Top of MATERIAL PROVIDED
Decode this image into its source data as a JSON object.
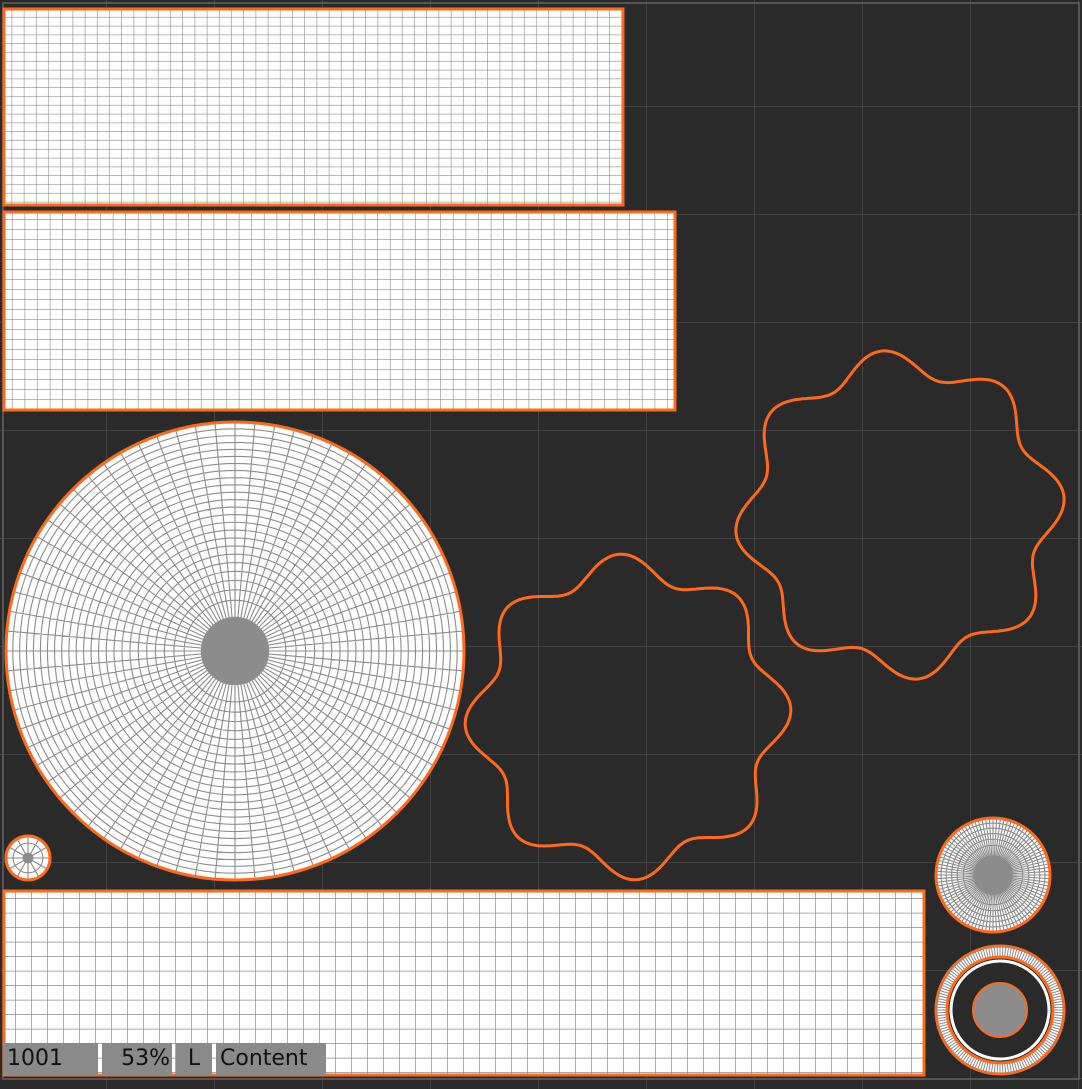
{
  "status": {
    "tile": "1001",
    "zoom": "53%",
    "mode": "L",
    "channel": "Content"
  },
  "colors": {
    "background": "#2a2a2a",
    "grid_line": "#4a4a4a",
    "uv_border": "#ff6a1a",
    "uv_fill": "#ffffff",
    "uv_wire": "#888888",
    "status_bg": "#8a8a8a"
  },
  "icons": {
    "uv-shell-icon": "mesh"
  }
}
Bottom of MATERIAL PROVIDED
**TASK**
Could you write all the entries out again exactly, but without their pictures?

**OUTPUT**
Decode this image into its source data as a JSON object.
{
  "status": {
    "tile": "1001",
    "zoom": "53%",
    "mode": "L",
    "channel": "Content"
  },
  "colors": {
    "background": "#2a2a2a",
    "grid_line": "#4a4a4a",
    "uv_border": "#ff6a1a",
    "uv_fill": "#ffffff",
    "uv_wire": "#888888",
    "status_bg": "#8a8a8a"
  },
  "icons": {
    "uv-shell-icon": "mesh"
  }
}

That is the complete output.